B. The Death of the Witness (vv. 51-60)
The zenith of Stephen’s sermon is thus: These leaders are stiff-necked, unbowing, hard-hearted. They resist the sovereign ministry and rule of the Spirit. They are just as their fathers are (v. 51). Moreover, they have done worse than their fathers, fore they have now killed the Messiah Himself (v. 52)! Even before they begin stoning him, Stephen looks up, and he sees heaven itself open. Jesus is there—Jesus, the incarnate God, the Lord of the temple, the covenant-maker, the One anointed by God to rule in fulfillment of promises to David, who has even now taken that authoritative position by God’s right hand (an explicitly Messianic, Davidic position).

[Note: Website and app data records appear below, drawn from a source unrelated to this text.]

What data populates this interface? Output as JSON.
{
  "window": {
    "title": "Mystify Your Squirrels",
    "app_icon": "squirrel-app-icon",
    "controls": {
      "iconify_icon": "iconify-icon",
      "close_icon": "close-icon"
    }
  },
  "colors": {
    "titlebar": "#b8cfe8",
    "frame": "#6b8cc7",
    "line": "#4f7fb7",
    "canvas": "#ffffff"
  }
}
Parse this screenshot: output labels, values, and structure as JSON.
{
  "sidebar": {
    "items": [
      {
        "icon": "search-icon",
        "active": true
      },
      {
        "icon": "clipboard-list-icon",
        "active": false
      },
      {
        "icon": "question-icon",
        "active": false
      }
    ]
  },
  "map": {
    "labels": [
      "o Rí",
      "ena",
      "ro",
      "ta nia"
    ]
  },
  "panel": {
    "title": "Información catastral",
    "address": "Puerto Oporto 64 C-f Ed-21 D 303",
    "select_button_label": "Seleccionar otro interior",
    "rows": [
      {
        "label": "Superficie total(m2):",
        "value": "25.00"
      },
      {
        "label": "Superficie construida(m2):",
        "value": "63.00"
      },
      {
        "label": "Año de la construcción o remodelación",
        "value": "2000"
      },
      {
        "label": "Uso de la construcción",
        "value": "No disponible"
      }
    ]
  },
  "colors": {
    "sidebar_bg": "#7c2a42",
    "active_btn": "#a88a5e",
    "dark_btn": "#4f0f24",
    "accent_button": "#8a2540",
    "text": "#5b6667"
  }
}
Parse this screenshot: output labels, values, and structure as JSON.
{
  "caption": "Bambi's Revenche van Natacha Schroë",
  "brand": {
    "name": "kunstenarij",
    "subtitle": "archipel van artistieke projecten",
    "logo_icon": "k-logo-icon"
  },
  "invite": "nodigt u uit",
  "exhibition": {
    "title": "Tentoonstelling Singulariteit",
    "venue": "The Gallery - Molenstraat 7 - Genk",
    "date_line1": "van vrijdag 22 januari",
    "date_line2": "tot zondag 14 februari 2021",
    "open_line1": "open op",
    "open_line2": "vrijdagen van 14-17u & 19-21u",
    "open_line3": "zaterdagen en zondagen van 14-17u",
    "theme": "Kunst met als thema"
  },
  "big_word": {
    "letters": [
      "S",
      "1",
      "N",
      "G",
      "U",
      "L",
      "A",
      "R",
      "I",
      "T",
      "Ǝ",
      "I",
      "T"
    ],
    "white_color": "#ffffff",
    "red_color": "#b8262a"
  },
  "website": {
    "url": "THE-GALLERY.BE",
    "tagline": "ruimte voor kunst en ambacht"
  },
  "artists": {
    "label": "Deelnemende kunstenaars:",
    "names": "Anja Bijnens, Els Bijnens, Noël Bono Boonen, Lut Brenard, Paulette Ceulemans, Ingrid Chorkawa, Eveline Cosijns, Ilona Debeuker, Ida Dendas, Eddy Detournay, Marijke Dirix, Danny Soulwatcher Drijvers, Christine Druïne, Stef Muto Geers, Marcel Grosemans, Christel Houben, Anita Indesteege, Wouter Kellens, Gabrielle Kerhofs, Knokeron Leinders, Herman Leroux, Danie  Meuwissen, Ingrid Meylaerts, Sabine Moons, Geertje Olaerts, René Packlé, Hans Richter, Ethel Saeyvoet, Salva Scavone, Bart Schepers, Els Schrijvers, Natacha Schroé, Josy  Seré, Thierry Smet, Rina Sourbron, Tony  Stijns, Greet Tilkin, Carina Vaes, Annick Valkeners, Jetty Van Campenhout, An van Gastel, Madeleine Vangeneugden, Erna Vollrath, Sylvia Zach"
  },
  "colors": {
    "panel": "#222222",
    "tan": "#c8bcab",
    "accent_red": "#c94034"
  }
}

It is from that place of rule that Jesus has been working the last seven chapters. It is from there He poured out the Spirit, converted thousands to His rule, healed people, struck Ananias and Sapphira dead, caused an earthquake, restrained wicked hearts—and gave His people words to say to testify of Him, just as He promised (Luke 12:11, 21:15). Clearly Jesus has been busy! He is not passive, not a king in exile, not anointed but delaying His rule until a later time. No, He rules now, and that powerfully, decisively, and effectually. He changes things on earth from heaven as He advances heaven’s agenda on earth. It is this Jesus Stephen loves and has served so faithfully. His outcry of faith at what his eyes see—implying Jesus is indeed the Messiah and approved by God, the last thing the Jews want to hear—enrages them further and they drag him out of the city and begin to stone him for blasphemy. A young man named Saul approves of his death and hold the cloaks of the men doing the killing (v. 58). But Stephen continues to look at the risen Christ—who is standing in heaven, not sitting, for He is rising to welcome His servant home. And Stephen’s final words are asking the authoritative, ruling, powerful Lord Jesus to not hold this sin against the charge of these men (v. 60).
This is the sweet part. For we know Christ raised His scepter for at least one of these men, in a powerful way. This man, who viciously opposed the government of God in Christ, would shortly become the greatest expositor and proclaimer of the implications of that rule—to the point of being granted new revelation no one else had yet received! What a testimony to the grace of God and the power of Christ’s reign that Paul is. And praise God for precious Stephen, whose faithfulness to the Messiah, the Word of God and the true temple provides a beautiful model for every generation of believers.